> **Exercise objective**
Please reproduce the records exactly, leaving out any pictures.

> **Study material**
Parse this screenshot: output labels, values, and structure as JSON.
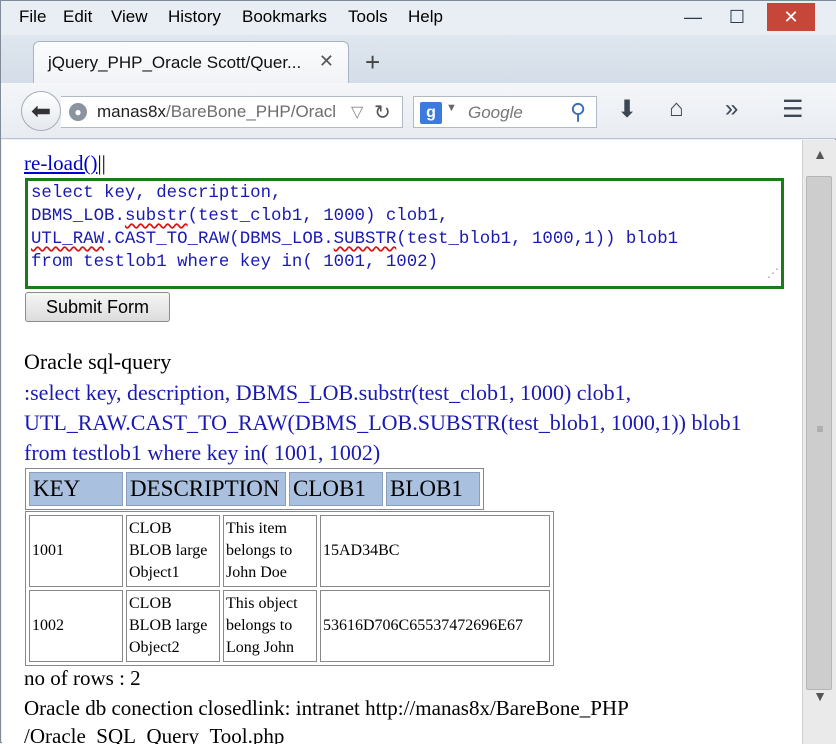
{
  "menu": {
    "file": "File",
    "edit": "Edit",
    "view": "View",
    "history": "History",
    "bookmarks": "Bookmarks",
    "tools": "Tools",
    "help": "Help"
  },
  "window_buttons": {
    "minimize": "—",
    "maximize": "☐",
    "close": "✕"
  },
  "tab": {
    "title": "jQuery_PHP_Oracle Scott/Quer...",
    "close": "✕"
  },
  "newtab": "+",
  "nav": {
    "url_host": "manas8x",
    "url_path": "/BareBone_PHP/Oracl",
    "search_engine": "g",
    "search_placeholder": "Google"
  },
  "page": {
    "clipped_line": "",
    "reload_link": "re-load()",
    "reload_sep": "||",
    "sql_lines": [
      "select key, description,",
      "DBMS_LOB.substr(test_clob1, 1000) clob1,",
      "UTL_RAW.CAST_TO_RAW(DBMS_LOB.SUBSTR(test_blob1, 1000,1)) blob1",
      "from testlob1 where key in( 1001, 1002)"
    ],
    "submit_label": "Submit Form",
    "query_title": "Oracle sql-query",
    "query_text": ":select key, description, DBMS_LOB.substr(test_clob1, 1000) clob1, UTL_RAW.CAST_TO_RAW(DBMS_LOB.SUBSTR(test_blob1, 1000,1)) blob1 from testlob1 where key in( 1001, 1002)",
    "table_headers": [
      "KEY",
      "DESCRIPTION",
      "CLOB1",
      "BLOB1"
    ],
    "rows": [
      {
        "key": "1001",
        "description": [
          "CLOB",
          "BLOB large",
          "Object1"
        ],
        "clob1": [
          "This item",
          "belongs to",
          "John Doe"
        ],
        "blob1": "15AD34BC"
      },
      {
        "key": "1002",
        "description": [
          "CLOB",
          "BLOB large",
          "Object2"
        ],
        "clob1": [
          "This object",
          "belongs to",
          "Long John"
        ],
        "blob1": "53616D706C65537472696E67"
      }
    ],
    "rows_count": "no of rows : 2",
    "closed_text": "Oracle db conection closedlink: intranet http://manas8x/BareBone_PHP",
    "cut_text": "/Oracle_SQL_Query_Tool.php"
  }
}
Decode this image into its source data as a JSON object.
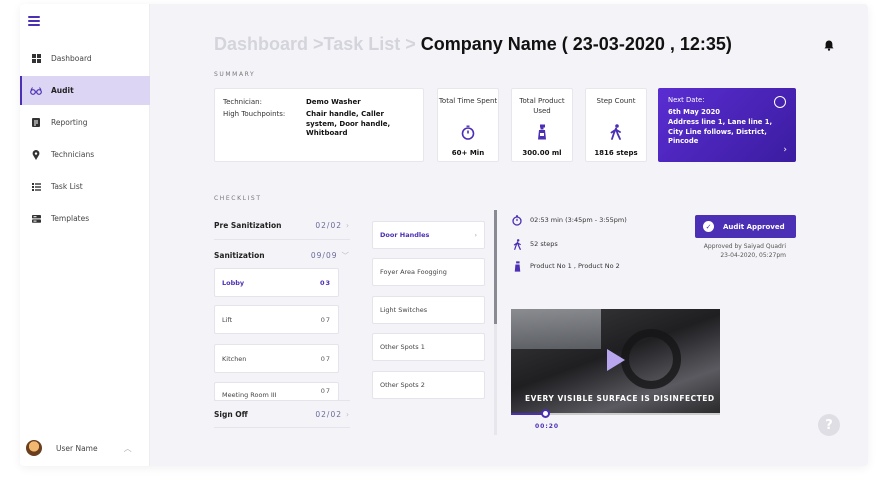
{
  "sidebar": {
    "items": [
      {
        "label": "Dashboard",
        "icon": "grid-icon"
      },
      {
        "label": "Audit",
        "icon": "glasses-icon"
      },
      {
        "label": "Reporting",
        "icon": "report-icon"
      },
      {
        "label": "Technicians",
        "icon": "pin-icon"
      },
      {
        "label": "Task List",
        "icon": "list-icon"
      },
      {
        "label": "Templates",
        "icon": "stack-icon"
      }
    ],
    "user_name": "User Name"
  },
  "header": {
    "crumb": "Dashboard >Task List > ",
    "title": "Company Name ( 23-03-2020 , 12:35)"
  },
  "summary": {
    "label": "SUMMARY",
    "technician_label": "Technician:",
    "technician_value": "Demo Washer",
    "touchpoints_label": "High Touchpoints:",
    "touchpoints_value": "Chair handle, Caller system, Door handle, Whitboard",
    "stats": [
      {
        "label": "Total Time Spent",
        "value": "60+ Min",
        "icon": "timer-icon"
      },
      {
        "label": "Total Product Used",
        "value": "300.00 ml",
        "icon": "spray-bottle-icon"
      },
      {
        "label": "Step Count",
        "value": "1816 steps",
        "icon": "walking-icon"
      }
    ],
    "next_date": {
      "title": "Next Date:",
      "date": "6th May 2020",
      "address": "Address line 1, Lane line 1, City Line follows, District, Pincode"
    }
  },
  "checklist": {
    "label": "CHECKLIST",
    "groups": [
      {
        "name": "Pre Sanitization",
        "count": "02/02"
      },
      {
        "name": "Sanitization",
        "count": "09/09"
      },
      {
        "name": "Sign Off",
        "count": "02/02"
      }
    ],
    "rooms": [
      {
        "name": "Lobby",
        "count": "03"
      },
      {
        "name": "Lift",
        "count": "07"
      },
      {
        "name": "Kitchen",
        "count": "07"
      },
      {
        "name": "Meeting Room III",
        "count": "07"
      }
    ],
    "spots": [
      "Door Handles",
      "Foyer Area Foogging",
      "Light Switches",
      "Other Spots 1",
      "Other Spots 2"
    ]
  },
  "details": {
    "time": "02:53 min (3:45pm - 3:55pm)",
    "steps": "52 steps",
    "products": "Product No 1 , Product No 2",
    "approved_label": "Audit Approved",
    "approved_by": "Approved by Saiyad Quadri",
    "approved_at": "23-04-2020, 05:27pm"
  },
  "video": {
    "caption": "EVERY VISIBLE SURFACE IS DISINFECTED",
    "time": "00:20",
    "progress": 0.16
  },
  "colors": {
    "accent": "#4b2fb4",
    "accent_light": "#dcd5f4"
  }
}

> **Completed task**
Parse this screenshot: output labels, values, and structure as JSON.
{
  "menu": {
    "file": "File",
    "edit": "Edit",
    "view": "View",
    "history": "History",
    "bookmarks": "Bookmarks",
    "tools": "Tools",
    "help": "Help"
  },
  "window_buttons": {
    "minimize": "—",
    "maximize": "☐",
    "close": "✕"
  },
  "tab": {
    "title": "jQuery_PHP_Oracle Scott/Quer...",
    "close": "✕"
  },
  "newtab": "+",
  "nav": {
    "url_host": "manas8x",
    "url_path": "/BareBone_PHP/Oracl",
    "search_engine": "g",
    "search_placeholder": "Google"
  },
  "page": {
    "clipped_line": "",
    "reload_link": "re-load()",
    "reload_sep": "||",
    "sql_lines": [
      "select key, description,",
      "DBMS_LOB.substr(test_clob1, 1000) clob1,",
      "UTL_RAW.CAST_TO_RAW(DBMS_LOB.SUBSTR(test_blob1, 1000,1)) blob1",
      "from testlob1 where key in( 1001, 1002)"
    ],
    "submit_label": "Submit Form",
    "query_title": "Oracle sql-query",
    "query_text": ":select key, description, DBMS_LOB.substr(test_clob1, 1000) clob1, UTL_RAW.CAST_TO_RAW(DBMS_LOB.SUBSTR(test_blob1, 1000,1)) blob1 from testlob1 where key in( 1001, 1002)",
    "table_headers": [
      "KEY",
      "DESCRIPTION",
      "CLOB1",
      "BLOB1"
    ],
    "rows": [
      {
        "key": "1001",
        "description": [
          "CLOB",
          "BLOB large",
          "Object1"
        ],
        "clob1": [
          "This item",
          "belongs to",
          "John Doe"
        ],
        "blob1": "15AD34BC"
      },
      {
        "key": "1002",
        "description": [
          "CLOB",
          "BLOB large",
          "Object2"
        ],
        "clob1": [
          "This object",
          "belongs to",
          "Long John"
        ],
        "blob1": "53616D706C65537472696E67"
      }
    ],
    "rows_count": "no of rows : 2",
    "closed_text": "Oracle db conection closedlink: intranet http://manas8x/BareBone_PHP",
    "cut_text": "/Oracle_SQL_Query_Tool.php"
  }
}
Decode this image into its source data as a JSON object.
{
  "sidebar": {
    "items": [
      {
        "label": "Dashboard",
        "icon": "grid-icon"
      },
      {
        "label": "Audit",
        "icon": "glasses-icon"
      },
      {
        "label": "Reporting",
        "icon": "report-icon"
      },
      {
        "label": "Technicians",
        "icon": "pin-icon"
      },
      {
        "label": "Task List",
        "icon": "list-icon"
      },
      {
        "label": "Templates",
        "icon": "stack-icon"
      }
    ],
    "user_name": "User Name"
  },
  "header": {
    "crumb": "Dashboard >Task List > ",
    "title": "Company Name ( 23-03-2020 , 12:35)"
  },
  "summary": {
    "label": "SUMMARY",
    "technician_label": "Technician:",
    "technician_value": "Demo Washer",
    "touchpoints_label": "High Touchpoints:",
    "touchpoints_value": "Chair handle, Caller system, Door handle, Whitboard",
    "stats": [
      {
        "label": "Total Time Spent",
        "value": "60+ Min",
        "icon": "timer-icon"
      },
      {
        "label": "Total Product Used",
        "value": "300.00 ml",
        "icon": "spray-bottle-icon"
      },
      {
        "label": "Step Count",
        "value": "1816 steps",
        "icon": "walking-icon"
      }
    ],
    "next_date": {
      "title": "Next Date:",
      "date": "6th May 2020",
      "address": "Address line 1, Lane line 1, City Line follows, District, Pincode"
    }
  },
  "checklist": {
    "label": "CHECKLIST",
    "groups": [
      {
        "name": "Pre Sanitization",
        "count": "02/02"
      },
      {
        "name": "Sanitization",
        "count": "09/09"
      },
      {
        "name": "Sign Off",
        "count": "02/02"
      }
    ],
    "rooms": [
      {
        "name": "Lobby",
        "count": "03"
      },
      {
        "name": "Lift",
        "count": "07"
      },
      {
        "name": "Kitchen",
        "count": "07"
      },
      {
        "name": "Meeting Room III",
        "count": "07"
      }
    ],
    "spots": [
      "Door Handles",
      "Foyer Area Foogging",
      "Light Switches",
      "Other Spots 1",
      "Other Spots 2"
    ]
  },
  "details": {
    "time": "02:53 min (3:45pm - 3:55pm)",
    "steps": "52 steps",
    "products": "Product No 1 , Product No 2",
    "approved_label": "Audit Approved",
    "approved_by": "Approved by Saiyad Quadri",
    "approved_at": "23-04-2020, 05:27pm"
  },
  "video": {
    "caption": "EVERY VISIBLE SURFACE IS DISINFECTED",
    "time": "00:20",
    "progress": 0.16
  },
  "colors": {
    "accent": "#4b2fb4",
    "accent_light": "#dcd5f4"
  }
}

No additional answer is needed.